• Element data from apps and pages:
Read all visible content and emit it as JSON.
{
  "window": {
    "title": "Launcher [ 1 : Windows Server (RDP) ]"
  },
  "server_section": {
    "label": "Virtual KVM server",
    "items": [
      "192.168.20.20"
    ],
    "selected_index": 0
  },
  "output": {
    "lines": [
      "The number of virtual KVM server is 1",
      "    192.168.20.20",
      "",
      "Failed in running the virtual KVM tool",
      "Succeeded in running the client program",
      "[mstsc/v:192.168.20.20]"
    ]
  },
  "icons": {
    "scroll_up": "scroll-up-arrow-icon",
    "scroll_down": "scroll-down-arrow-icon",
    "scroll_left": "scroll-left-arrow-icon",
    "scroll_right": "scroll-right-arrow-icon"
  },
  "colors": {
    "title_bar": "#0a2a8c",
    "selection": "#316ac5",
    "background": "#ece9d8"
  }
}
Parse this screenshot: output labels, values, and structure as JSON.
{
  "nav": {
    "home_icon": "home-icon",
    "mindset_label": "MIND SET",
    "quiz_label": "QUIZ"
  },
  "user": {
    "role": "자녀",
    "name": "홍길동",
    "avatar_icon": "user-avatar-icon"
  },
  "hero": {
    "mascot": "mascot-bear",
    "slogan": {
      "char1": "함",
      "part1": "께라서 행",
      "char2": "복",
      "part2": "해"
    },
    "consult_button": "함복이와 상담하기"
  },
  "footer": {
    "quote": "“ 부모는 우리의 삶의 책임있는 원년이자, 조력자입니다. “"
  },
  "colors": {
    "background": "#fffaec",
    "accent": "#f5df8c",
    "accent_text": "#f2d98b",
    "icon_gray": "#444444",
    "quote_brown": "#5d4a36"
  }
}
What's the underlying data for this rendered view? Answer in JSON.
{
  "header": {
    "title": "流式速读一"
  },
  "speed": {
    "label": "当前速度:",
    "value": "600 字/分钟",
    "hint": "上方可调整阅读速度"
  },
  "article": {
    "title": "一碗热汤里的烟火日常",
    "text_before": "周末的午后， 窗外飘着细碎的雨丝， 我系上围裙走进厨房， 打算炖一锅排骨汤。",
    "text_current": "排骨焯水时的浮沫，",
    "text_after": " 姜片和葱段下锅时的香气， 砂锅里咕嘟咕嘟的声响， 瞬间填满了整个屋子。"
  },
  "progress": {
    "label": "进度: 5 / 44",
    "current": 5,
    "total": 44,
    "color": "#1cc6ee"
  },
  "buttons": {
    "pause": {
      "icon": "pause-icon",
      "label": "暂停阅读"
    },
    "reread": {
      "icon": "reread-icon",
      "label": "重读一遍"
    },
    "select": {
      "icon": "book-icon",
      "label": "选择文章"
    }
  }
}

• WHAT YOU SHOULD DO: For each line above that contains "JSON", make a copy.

• SOLUTION:
Read all visible content and emit it as JSON.
Parse this screenshot: output labels, values, and structure as JSON.
What's the underlying data for this rendered view? Answer in JSON.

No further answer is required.